__What to produce__:
Write out the data word for word, taking care that no picture is carried over.

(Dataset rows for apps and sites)
╔══

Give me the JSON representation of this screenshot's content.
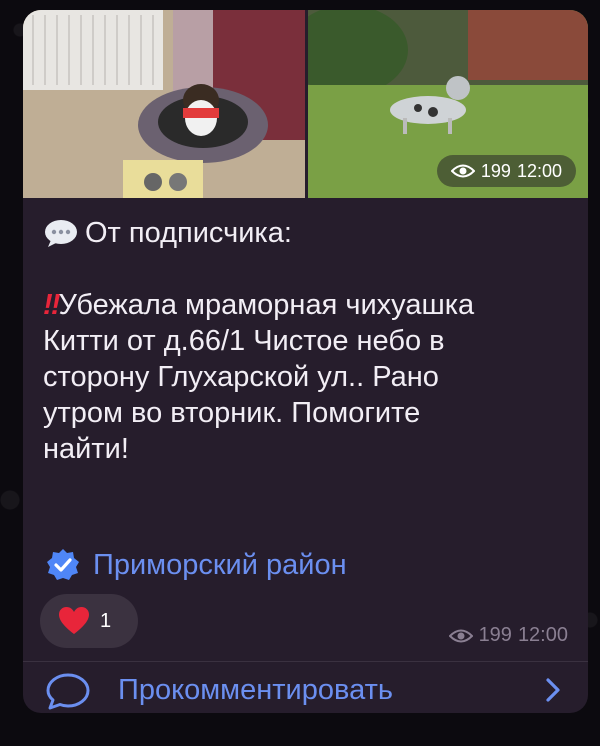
{
  "media": {
    "views": "199",
    "time": "12:00",
    "left_photo": "dog-on-pet-bed",
    "right_photo": "dog-on-grass"
  },
  "message": {
    "header_emoji": "speech-balloon-icon",
    "header_text": "От подписчика:",
    "alert_emoji": "‼",
    "body_first_line": "Убежала мраморная чихуашка",
    "body_lines": [
      "Китти от д.66/1 Чистое небо в",
      "сторону Глухарской ул.. Рано",
      "утром во вторник. Помогите",
      "найти!"
    ]
  },
  "channel": {
    "name": "Приморский район",
    "badge": "verified-badge-icon"
  },
  "reaction": {
    "emoji": "heart-icon",
    "count": "1"
  },
  "footer": {
    "views": "199",
    "time": "12:00"
  },
  "comment": {
    "label": "Прокомментировать"
  },
  "colors": {
    "bubble": "#261d2c",
    "accent": "#6b8ff0",
    "meta": "#8a7f92",
    "heart": "#e8253a"
  }
}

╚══

__Solution for this exercise__:
Give me the JSON representation of this screenshot's content.
{
  "media": {
    "views": "199",
    "time": "12:00",
    "left_photo": "dog-on-pet-bed",
    "right_photo": "dog-on-grass"
  },
  "message": {
    "header_emoji": "speech-balloon-icon",
    "header_text": "От подписчика:",
    "alert_emoji": "‼",
    "body_first_line": "Убежала мраморная чихуашка",
    "body_lines": [
      "Китти от д.66/1 Чистое небо в",
      "сторону Глухарской ул.. Рано",
      "утром во вторник. Помогите",
      "найти!"
    ]
  },
  "channel": {
    "name": "Приморский район",
    "badge": "verified-badge-icon"
  },
  "reaction": {
    "emoji": "heart-icon",
    "count": "1"
  },
  "footer": {
    "views": "199",
    "time": "12:00"
  },
  "comment": {
    "label": "Прокомментировать"
  },
  "colors": {
    "bubble": "#261d2c",
    "accent": "#6b8ff0",
    "meta": "#8a7f92",
    "heart": "#e8253a"
  }
}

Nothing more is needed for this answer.